2020 was a reminder of how unpredictable life can be, and of how important it is to be financially prepared for the unexpected. Building a financial plan for your children and grandchildren, the next generation, may seem like an overwhelming task, even at the best of times, but it does not have to be as daunting as it appears. Dominic Close writes
1. Get your house in order first
The first step is to assess your own finances: how much can you afford to set aside each month without it impinging on your lifestyle or affecting your ability to service regular monthly commitments?
Equally, you need to determine the level of capital you need, or want, to retain for your own needs, objectives as well as for emergencies. What is considered a surplus and how much are you happy to lose access to in the short, medium and long run?
2. Formulate your investment plan
When formulating your plan, you need to look at three factors: objectives, timescale and budget.
- Determine what your objectives and priorities are for your children / grandchildren.
- Define the period of time you are creating this plan for.
- Set your budget.
Are you targeting a predetermined level of capital at a specific age or simply providing funds to help them buy their first car, pay for higher education or their wedding? Are you looking to move assets from your estate for IHT purposes? When will the money in your plan need to be available to your children and grandchildren?
Once your objectives, timescale and budget have been established, you can start to consider investment options and the level of risk, if any, you wish to take.
3. Manage investment risk
Different types of asset tend to perform well in different market conditions. By broadening your plan’s exposure across a range of asset classes, the fluctuations caused by common economic events can be smoothed out.
From an investment perspective, should your plan cover a short time horizon, it is best to only take a small level of risk in order to reduce exposure to potential losses.

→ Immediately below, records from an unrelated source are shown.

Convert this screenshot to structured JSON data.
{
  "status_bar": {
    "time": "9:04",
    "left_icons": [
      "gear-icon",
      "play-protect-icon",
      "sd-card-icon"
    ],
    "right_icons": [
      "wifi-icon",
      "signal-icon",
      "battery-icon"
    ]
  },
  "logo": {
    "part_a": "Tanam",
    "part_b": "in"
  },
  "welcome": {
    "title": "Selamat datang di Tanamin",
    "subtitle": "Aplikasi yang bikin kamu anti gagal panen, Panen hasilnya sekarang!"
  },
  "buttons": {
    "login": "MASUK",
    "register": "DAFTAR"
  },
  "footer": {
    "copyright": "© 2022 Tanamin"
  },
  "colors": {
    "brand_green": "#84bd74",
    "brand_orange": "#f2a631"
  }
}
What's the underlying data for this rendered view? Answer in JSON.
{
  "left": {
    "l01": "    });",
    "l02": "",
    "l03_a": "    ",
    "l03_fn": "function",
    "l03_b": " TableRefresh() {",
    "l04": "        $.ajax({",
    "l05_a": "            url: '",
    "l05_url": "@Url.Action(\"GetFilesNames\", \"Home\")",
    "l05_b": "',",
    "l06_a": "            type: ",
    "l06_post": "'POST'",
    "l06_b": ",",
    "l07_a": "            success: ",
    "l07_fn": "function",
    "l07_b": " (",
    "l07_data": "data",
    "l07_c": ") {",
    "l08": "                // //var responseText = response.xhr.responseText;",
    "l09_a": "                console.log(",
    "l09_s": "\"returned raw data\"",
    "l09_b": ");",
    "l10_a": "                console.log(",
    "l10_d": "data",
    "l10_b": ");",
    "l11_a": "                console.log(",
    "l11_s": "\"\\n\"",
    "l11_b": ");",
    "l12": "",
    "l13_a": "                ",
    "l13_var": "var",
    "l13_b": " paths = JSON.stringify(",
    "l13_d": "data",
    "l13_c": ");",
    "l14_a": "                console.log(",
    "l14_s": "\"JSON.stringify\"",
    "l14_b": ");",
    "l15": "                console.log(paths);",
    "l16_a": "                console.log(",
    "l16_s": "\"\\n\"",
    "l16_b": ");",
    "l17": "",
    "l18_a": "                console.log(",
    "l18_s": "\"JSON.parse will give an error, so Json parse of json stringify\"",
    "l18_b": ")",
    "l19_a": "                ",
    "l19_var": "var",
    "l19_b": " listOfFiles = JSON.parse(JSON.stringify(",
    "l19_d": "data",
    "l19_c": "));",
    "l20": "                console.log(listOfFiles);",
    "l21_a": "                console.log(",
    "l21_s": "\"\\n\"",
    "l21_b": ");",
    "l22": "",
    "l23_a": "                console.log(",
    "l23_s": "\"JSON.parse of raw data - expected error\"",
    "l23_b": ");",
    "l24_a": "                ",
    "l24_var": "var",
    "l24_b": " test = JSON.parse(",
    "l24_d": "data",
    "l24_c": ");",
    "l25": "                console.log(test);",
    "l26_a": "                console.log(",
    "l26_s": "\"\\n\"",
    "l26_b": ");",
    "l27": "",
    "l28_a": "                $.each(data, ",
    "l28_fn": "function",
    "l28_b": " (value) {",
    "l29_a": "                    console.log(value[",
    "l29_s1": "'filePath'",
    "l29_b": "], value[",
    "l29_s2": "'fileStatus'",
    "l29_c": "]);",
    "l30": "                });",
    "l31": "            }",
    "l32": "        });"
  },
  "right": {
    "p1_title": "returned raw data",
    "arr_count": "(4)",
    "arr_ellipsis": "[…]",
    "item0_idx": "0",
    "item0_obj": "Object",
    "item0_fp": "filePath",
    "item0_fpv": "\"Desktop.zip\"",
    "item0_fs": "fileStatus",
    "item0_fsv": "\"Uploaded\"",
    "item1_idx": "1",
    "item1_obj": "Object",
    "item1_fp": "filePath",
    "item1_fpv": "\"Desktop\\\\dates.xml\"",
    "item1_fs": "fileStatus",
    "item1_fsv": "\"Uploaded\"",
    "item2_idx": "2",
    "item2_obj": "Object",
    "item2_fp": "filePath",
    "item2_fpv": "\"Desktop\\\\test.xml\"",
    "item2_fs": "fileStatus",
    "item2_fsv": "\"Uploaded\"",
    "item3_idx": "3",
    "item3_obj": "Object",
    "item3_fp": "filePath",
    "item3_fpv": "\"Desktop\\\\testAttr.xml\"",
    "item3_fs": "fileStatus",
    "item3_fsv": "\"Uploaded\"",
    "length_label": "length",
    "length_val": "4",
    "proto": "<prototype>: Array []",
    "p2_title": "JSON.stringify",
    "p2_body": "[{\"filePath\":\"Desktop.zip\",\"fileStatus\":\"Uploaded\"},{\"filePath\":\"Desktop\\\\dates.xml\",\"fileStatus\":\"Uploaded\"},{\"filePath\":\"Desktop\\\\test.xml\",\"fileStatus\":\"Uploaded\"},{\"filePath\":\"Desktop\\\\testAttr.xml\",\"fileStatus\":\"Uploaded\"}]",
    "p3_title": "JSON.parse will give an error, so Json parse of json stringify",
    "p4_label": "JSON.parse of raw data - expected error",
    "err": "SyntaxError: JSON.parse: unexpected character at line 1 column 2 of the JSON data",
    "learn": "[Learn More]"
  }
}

Conversely, should your plan cover a medium to longer time horizon, taking on more risk could drive up growth potential.
4. Apply tax efficiency
Applying tax efficiency to your plan may also help to drive up returns and a sensible starting point would be to consider ISAs, such as the Junior ISA, with its generous allowance of £9,000 ($12,700) per child.
For children / grandchildren aged between 18-40 and considering purchasing their first home or looking to provide an additional source of wealth in retirement, the Lifetime ISA offers a good solution, with one of the key benefits being the 25% government bonus (up to a maximum of £1,000) added to each contribution.
If the thought of your children / grandchildren being able to access these funds freely does not appeal to you, then the use of your own ISA allowance would prove invaluable. It allows you to control when and how much money is paid over to them.
Alternative tax advantage options include Premium Bonds. Whilst they promise no guaranteed return, they do offer a secure and safe option. Pensions are also a very good long term investment option with tax relief available on any contribution on behalf of your children / grandchildren. For those in a position to make larger payments, the use of trusts offers an opportunity to both move funds outside of your estate and oversee how these funds are to be dispersed.
Similarly, an annual gift of up to £3,000 or regular gift out of normal expenditure may serve to benefit all parties, with the recipient profiting through increased wealth and the donor profiting through the reduction of their estate for IHT purposes.
Reviewing your plan on a regular basis will allow you to check whether you are on track to achieve your objectives or if further planning is needed.
Given the uncertain and often volatile last 12 months, financial aspirations and long-term goals may have altered without it registering. Regularly reviewing your investment strategy allows you to amend the risk levels as well as contribution levels as your objectives come closer to fruition.
6. Seek financial advice
Finally, the value of paying for financial advice should not be underestimated.
A study conducted by the International Longevity Centre and supported by Royal London concluded that in comparison to those who took no advice, individuals who did between 2001 and 2006 benefited from an average increase in the value of their assets by some £48,000 after 10 years.
Engaging with a financial planner may prove to be the shrewdest move in planning for your children’s and grandchildren’s future.
Dominic Close is a wealth planner at Kingswood